Recife/Guararapes–Gilberto Freyre International Airport (IATA: REC, ICAO: SBRF) is the airport of Recife, Brazil. The name Guararapes is a reference to the Guararapes Battle, fought in the surrounding area. Since 27 December 2001, the airport has been named after Gilberto Freyre (1900–1987), a renowned sociologist who was born in Recife.
Originally called Ibura Airport, the airport had its name changed to Guararapes Airport in 1948. The facility originated at the time of World War II, when a new airport was built to replace the earlier airfield, Parque do Encanta Moça. With the end of the War, the facility became strategically important as a technical and refueling stop on the route from South America to Europe.
On 18 January 1958, a new passenger terminal was inaugurated, replacing the original facility. During this time, runway 14/32 was extended from 1,800 m (5,906 ft) to 2,010 m (6,594 ft), and runway 18/36 was extended from 1,800 m to 2,400 m (7,874 ft).
In 1979, an agreement with Infraero was made in order to further develop the airport complex. The passenger terminal underwent its first major renovation in 1982 and another enlargement in 1990.
In 2004 a brand-new passenger terminal was built, including a new shopping mall, thus generating more traffic and revenue. Furthermore, a new concourse was opened in 2004 and the airport's capacity increased from 1.5 to 9 million passengers/year. Today, the runway is 3,300 meters (10,827 ft) long, the longest in Northeastern Brazil.
On 31 August 2009 Infraero unveiled a BRL 8.75 million (USD 4.6 million; EUR 3.2 million) investiment plan to upgrade Guararapes International Airport, focusing on the preparations for the 2014 FIFA World Cup in Brazil, Recife being one of the venue cities. The investment was spent in finishing the passenger terminal renovation, installing 8 more jetways. The work was completed on 1 July 2011, and the airport is now considered ready for the FIFA Cup.
The Brazilian Integrated Air Traffic Control and Air Defense Center, section 3 (Cindacta III) is located in the vicinity of the airport.
1 November 1961: a Panair do BrasilDouglas DC-7C registration PP-PDO flying from Sal to Recife, during its final approach struck an 84-m hill 2.7 km from the runway and broke up. The aircraft was doing a night approach too low and outside the regular traffic pattern. Forty-five passengers and crew out of the 88 persons aboard died. The aircraft was operating the Voo da amizade (Friendship Flight).
11 November 1991: a NordesteEmbraer EMB110P1 Bandeirante registration PT-SCU, operating flight 115 from Recife to Maceió, during on initial climb had an engine failure followed by fire. The aircraft crashed on a populated area. All 13 aircraft occupants and 2 persons on the ground died.

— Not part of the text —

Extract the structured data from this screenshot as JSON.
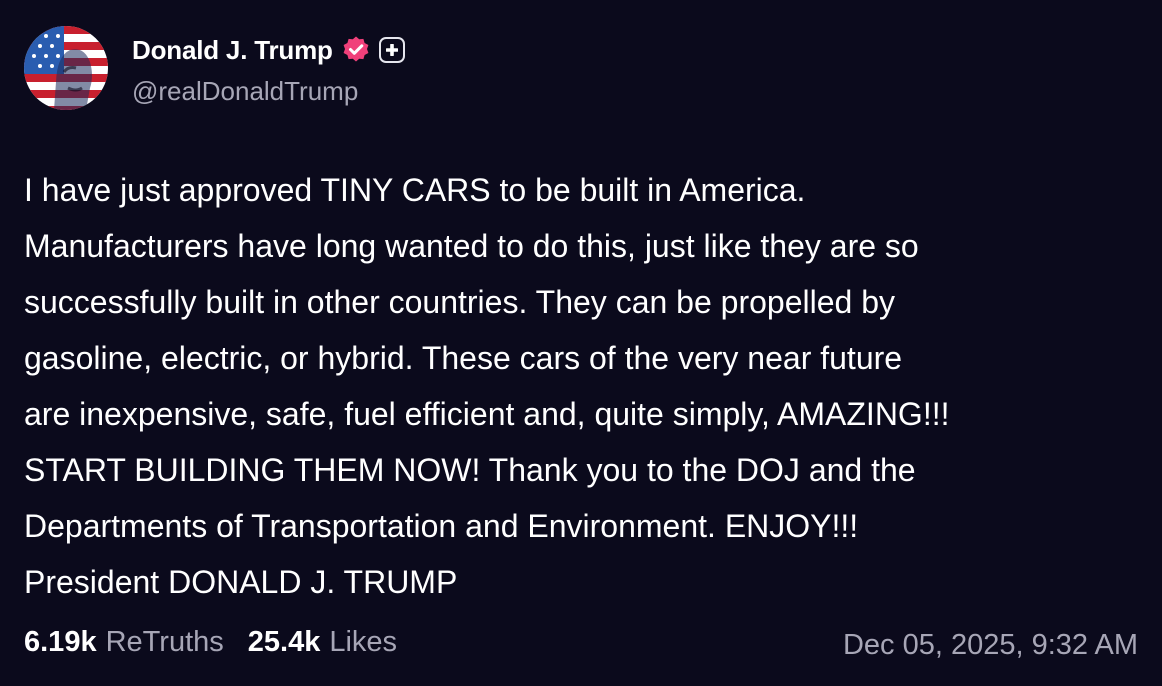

15 September 2001: a TAM AirlinesFokker 100 registration PT-MRN, operating charter flight 9755, flying from Recife to Campinas-Viracopos, had an uncontained engine failure en route and 3 cabin windows were shattered by engine debris fragments. The plane made an emergency landing at Belo Horizonte-Confins. One passenger was partially sucked out through a window and held by another passenger until the aircraft landed. The passenger did not survive, though.
^Germano da Silva, Carlos Ari César (2008). "Buraco negro". O rastro da bruxa: história da aviação comercial brasileira no século XX através dos seus acidentes 1928–1996 (in Portuguese) (2 ed.). Porto Alegre: EDIPUCRS. pp. 197–203. ISBN978-85-7430-760-2.
^Germano da Silva, Carlos Ari César (2008). "Fogo na decolagem". O rastro da bruxa: história da aviação comercial brasileira no século XX através dos seus acidentes 1928–1996 (in Portuguese) (2 ed.). Porto Alegre: EDIPUCRS. pp. 364–369. ISBN978-85-7430-760-2.